- Teach children the difference between paraphrasing and quoting
- Children write true and false statements to prove/disprove based on the text
- Children bullet point all the ideas of the paragraph and find the common idea among them – what is the main point of the paragraph? (e.g. in a paragraph about stretching before you warm up, it may have different stretches you can do but the main point is to stretch to prevent injury)
- Give children a limited word count in which they have to summarise what happens in part of a text or why a part of the text is there
- Children order events in the story chronologically and then also by order of importance – they justify their order of importance with evidence suggesting its link to the rest of the text
- Children summarise the text they have read today in one sentence – this can help them to realise what the main point/idea/theme of a text is. Challenge - can they summarise it in one word?
- Give children several one-sentence summaries of a paragraph/chapter/part of a text and ask them to identify which one goes with which – match up activity
- Summarise the text in 5/10/15/etc keywords
- Instead of the numbers given to chapters, give them a name instead. If they already have one, give them an alternative one. For non-fiction texts, give them a different subheading.
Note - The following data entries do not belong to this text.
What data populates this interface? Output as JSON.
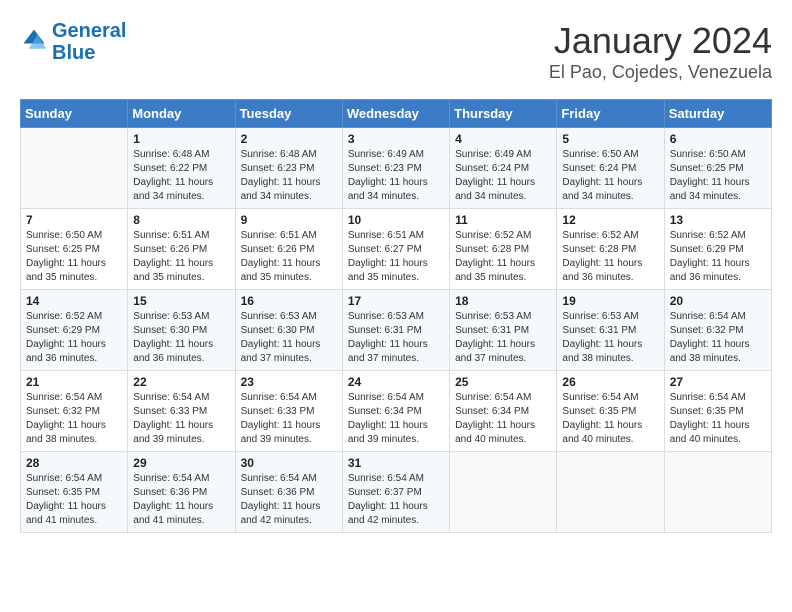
{
  "header": {
    "logo_line1": "General",
    "logo_line2": "Blue",
    "title": "January 2024",
    "subtitle": "El Pao, Cojedes, Venezuela"
  },
  "weekdays": [
    "Sunday",
    "Monday",
    "Tuesday",
    "Wednesday",
    "Thursday",
    "Friday",
    "Saturday"
  ],
  "weeks": [
    [
      {
        "day": "",
        "info": ""
      },
      {
        "day": "1",
        "info": "Sunrise: 6:48 AM\nSunset: 6:22 PM\nDaylight: 11 hours\nand 34 minutes."
      },
      {
        "day": "2",
        "info": "Sunrise: 6:48 AM\nSunset: 6:23 PM\nDaylight: 11 hours\nand 34 minutes."
      },
      {
        "day": "3",
        "info": "Sunrise: 6:49 AM\nSunset: 6:23 PM\nDaylight: 11 hours\nand 34 minutes."
      },
      {
        "day": "4",
        "info": "Sunrise: 6:49 AM\nSunset: 6:24 PM\nDaylight: 11 hours\nand 34 minutes."
      },
      {
        "day": "5",
        "info": "Sunrise: 6:50 AM\nSunset: 6:24 PM\nDaylight: 11 hours\nand 34 minutes."
      },
      {
        "day": "6",
        "info": "Sunrise: 6:50 AM\nSunset: 6:25 PM\nDaylight: 11 hours\nand 34 minutes."
      }
    ],
    [
      {
        "day": "7",
        "info": "Sunrise: 6:50 AM\nSunset: 6:25 PM\nDaylight: 11 hours\nand 35 minutes."
      },
      {
        "day": "8",
        "info": "Sunrise: 6:51 AM\nSunset: 6:26 PM\nDaylight: 11 hours\nand 35 minutes."
      },
      {
        "day": "9",
        "info": "Sunrise: 6:51 AM\nSunset: 6:26 PM\nDaylight: 11 hours\nand 35 minutes."
      },
      {
        "day": "10",
        "info": "Sunrise: 6:51 AM\nSunset: 6:27 PM\nDaylight: 11 hours\nand 35 minutes."
      },
      {
        "day": "11",
        "info": "Sunrise: 6:52 AM\nSunset: 6:28 PM\nDaylight: 11 hours\nand 35 minutes."
      },
      {
        "day": "12",
        "info": "Sunrise: 6:52 AM\nSunset: 6:28 PM\nDaylight: 11 hours\nand 36 minutes."
      },
      {
        "day": "13",
        "info": "Sunrise: 6:52 AM\nSunset: 6:29 PM\nDaylight: 11 hours\nand 36 minutes."
      }
    ],
    [
      {
        "day": "14",
        "info": "Sunrise: 6:52 AM\nSunset: 6:29 PM\nDaylight: 11 hours\nand 36 minutes."
      },
      {
        "day": "15",
        "info": "Sunrise: 6:53 AM\nSunset: 6:30 PM\nDaylight: 11 hours\nand 36 minutes."
      },
      {
        "day": "16",
        "info": "Sunrise: 6:53 AM\nSunset: 6:30 PM\nDaylight: 11 hours\nand 37 minutes."
      },
      {
        "day": "17",
        "info": "Sunrise: 6:53 AM\nSunset: 6:31 PM\nDaylight: 11 hours\nand 37 minutes."
      },
      {
        "day": "18",
        "info": "Sunrise: 6:53 AM\nSunset: 6:31 PM\nDaylight: 11 hours\nand 37 minutes."
      },
      {
        "day": "19",
        "info": "Sunrise: 6:53 AM\nSunset: 6:31 PM\nDaylight: 11 hours\nand 38 minutes."
      },
      {
        "day": "20",
        "info": "Sunrise: 6:54 AM\nSunset: 6:32 PM\nDaylight: 11 hours\nand 38 minutes."
      }
    ],
    [
      {
        "day": "21",
        "info": "Sunrise: 6:54 AM\nSunset: 6:32 PM\nDaylight: 11 hours\nand 38 minutes."
      },
      {
        "day": "22",
        "info": "Sunrise: 6:54 AM\nSunset: 6:33 PM\nDaylight: 11 hours\nand 39 minutes."
      },
      {
        "day": "23",
        "info": "Sunrise: 6:54 AM\nSunset: 6:33 PM\nDaylight: 11 hours\nand 39 minutes."
      },
      {
        "day": "24",
        "info": "Sunrise: 6:54 AM\nSunset: 6:34 PM\nDaylight: 11 hours\nand 39 minutes."
      },
      {
        "day": "25",
        "info": "Sunrise: 6:54 AM\nSunset: 6:34 PM\nDaylight: 11 hours\nand 40 minutes."
      },
      {
        "day": "26",
        "info": "Sunrise: 6:54 AM\nSunset: 6:35 PM\nDaylight: 11 hours\nand 40 minutes."
      },
      {
        "day": "27",
        "info": "Sunrise: 6:54 AM\nSunset: 6:35 PM\nDaylight: 11 hours\nand 40 minutes."
      }
    ],
    [
      {
        "day": "28",
        "info": "Sunrise: 6:54 AM\nSunset: 6:35 PM\nDaylight: 11 hours\nand 41 minutes."
      },
      {
        "day": "29",
        "info": "Sunrise: 6:54 AM\nSunset: 6:36 PM\nDaylight: 11 hours\nand 41 minutes."
      },
      {
        "day": "30",
        "info": "Sunrise: 6:54 AM\nSunset: 6:36 PM\nDaylight: 11 hours\nand 42 minutes."
      },
      {
        "day": "31",
        "info": "Sunrise: 6:54 AM\nSunset: 6:37 PM\nDaylight: 11 hours\nand 42 minutes."
      },
      {
        "day": "",
        "info": ""
      },
      {
        "day": "",
        "info": ""
      },
      {
        "day": "",
        "info": ""
      }
    ]
  ]
}
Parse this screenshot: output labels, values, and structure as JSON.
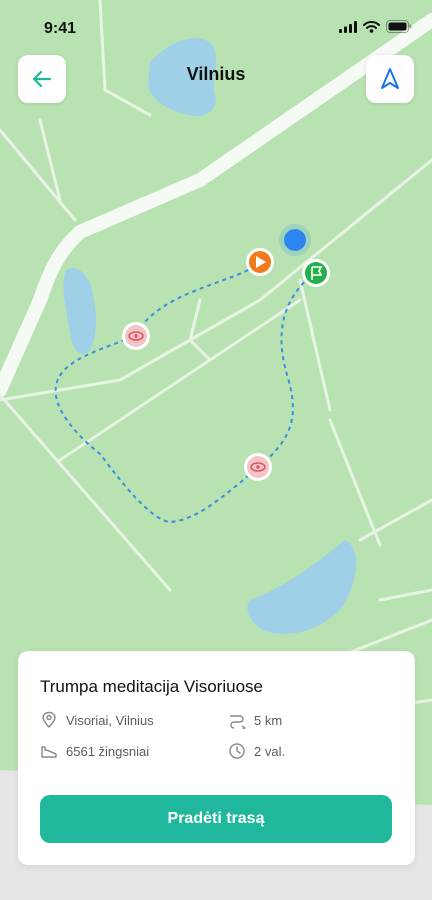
{
  "status_bar": {
    "time": "9:41",
    "icons": [
      "signal-icon",
      "wifi-icon",
      "battery-icon"
    ]
  },
  "header": {
    "title": "Vilnius",
    "back_icon": "arrow-left-icon",
    "navigate_icon": "navigation-arrow-icon"
  },
  "map": {
    "markers": [
      "current-location-marker",
      "start-marker",
      "finish-marker",
      "viewpoint-marker",
      "viewpoint-marker"
    ],
    "colors": {
      "land": "#b9e2b2",
      "road": "#eef5ec",
      "water": "#9fd0e8",
      "route": "#3b8de0",
      "start": "#f07a1d",
      "finish": "#27b04a",
      "viewpoint": "#f2c6c8",
      "location": "#2d86f0"
    }
  },
  "route_card": {
    "title": "Trumpa meditacija Visoriuose",
    "location": "Visoriai, Vilnius",
    "distance": "5 km",
    "steps": "6561 žingsniai",
    "duration": "2 val.",
    "start_button_label": "Pradėti trasą"
  },
  "colors": {
    "accent": "#1fb89d",
    "icon_accent": "#1a73e8"
  }
}
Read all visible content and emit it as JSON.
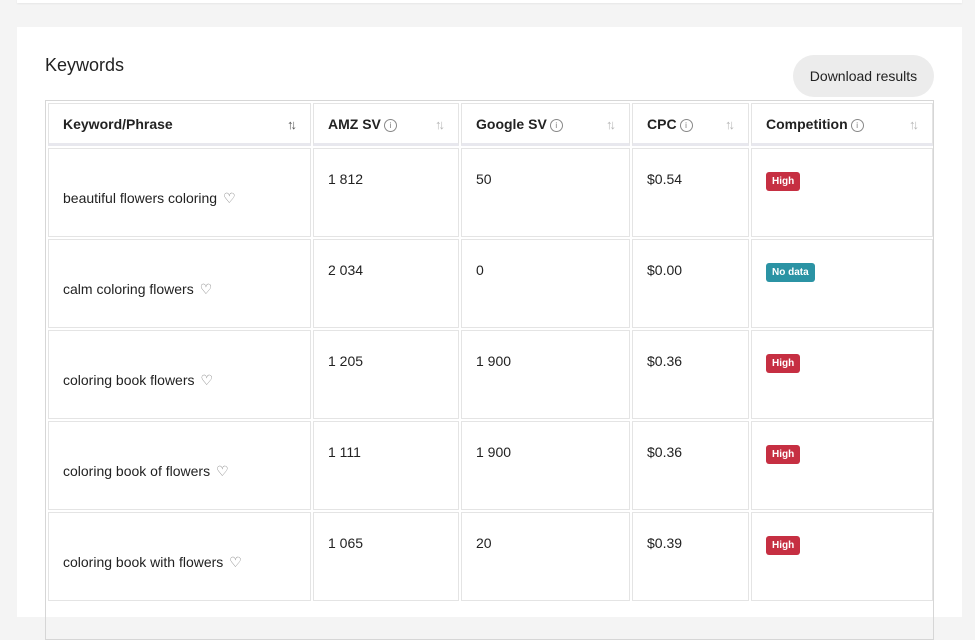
{
  "section": {
    "title": "Keywords",
    "download_label": "Download results"
  },
  "columns": [
    {
      "label": "Keyword/Phrase",
      "info": false
    },
    {
      "label": "AMZ SV",
      "info": true
    },
    {
      "label": "Google SV",
      "info": true
    },
    {
      "label": "CPC",
      "info": true
    },
    {
      "label": "Competition",
      "info": true
    }
  ],
  "sort_glyph": "↑↓",
  "info_glyph": "i",
  "heart_glyph": "♡",
  "colors": {
    "high": "#c62f42",
    "no_data": "#2b93a4"
  },
  "rows": [
    {
      "keyword": "beautiful flowers coloring",
      "amz_sv": "1 812",
      "google_sv": "50",
      "cpc": "$0.54",
      "competition": "High"
    },
    {
      "keyword": "calm coloring flowers",
      "amz_sv": "2 034",
      "google_sv": "0",
      "cpc": "$0.00",
      "competition": "No data"
    },
    {
      "keyword": "coloring book flowers",
      "amz_sv": "1 205",
      "google_sv": "1 900",
      "cpc": "$0.36",
      "competition": "High"
    },
    {
      "keyword": "coloring book of flowers",
      "amz_sv": "1 111",
      "google_sv": "1 900",
      "cpc": "$0.36",
      "competition": "High"
    },
    {
      "keyword": "coloring book with flowers",
      "amz_sv": "1 065",
      "google_sv": "20",
      "cpc": "$0.39",
      "competition": "High"
    }
  ]
}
Provide children with 4 potential subheadings, do they all work? Which one works best? Why?
- Fiction - write your own blurb for this story Non-fiction – write your own introduction to this text
- Imagine you are turning this book into a film, which parts/events could you cut out of the final script? Which parts would definitely have to be in the film? Why?
- Explain the importance of the current chapter – how does it link to what we previously read? How does it potentially affect what will happen next? What is its significance to the text as a whole? (a chance to look back at certain chapters after the text has been read completely)
- Children break a text extract into key parts and label them – or give children a paragraph and they have to come up with a suitable heading for it – could also give them the titles and they attach it to the right section
- Segmenting – give children entire extract as a block of text, they split it into paragraphs based on ideas and then give each one a title
- Children draw a picture to summarise a text, whether it be a chapter, sentence, event, paragraph, ending etc
- Who can summarise a part/whole of the text in the least amount of words?
- Children rank events/parts of the text from least important to most important in a group – they must justify their choices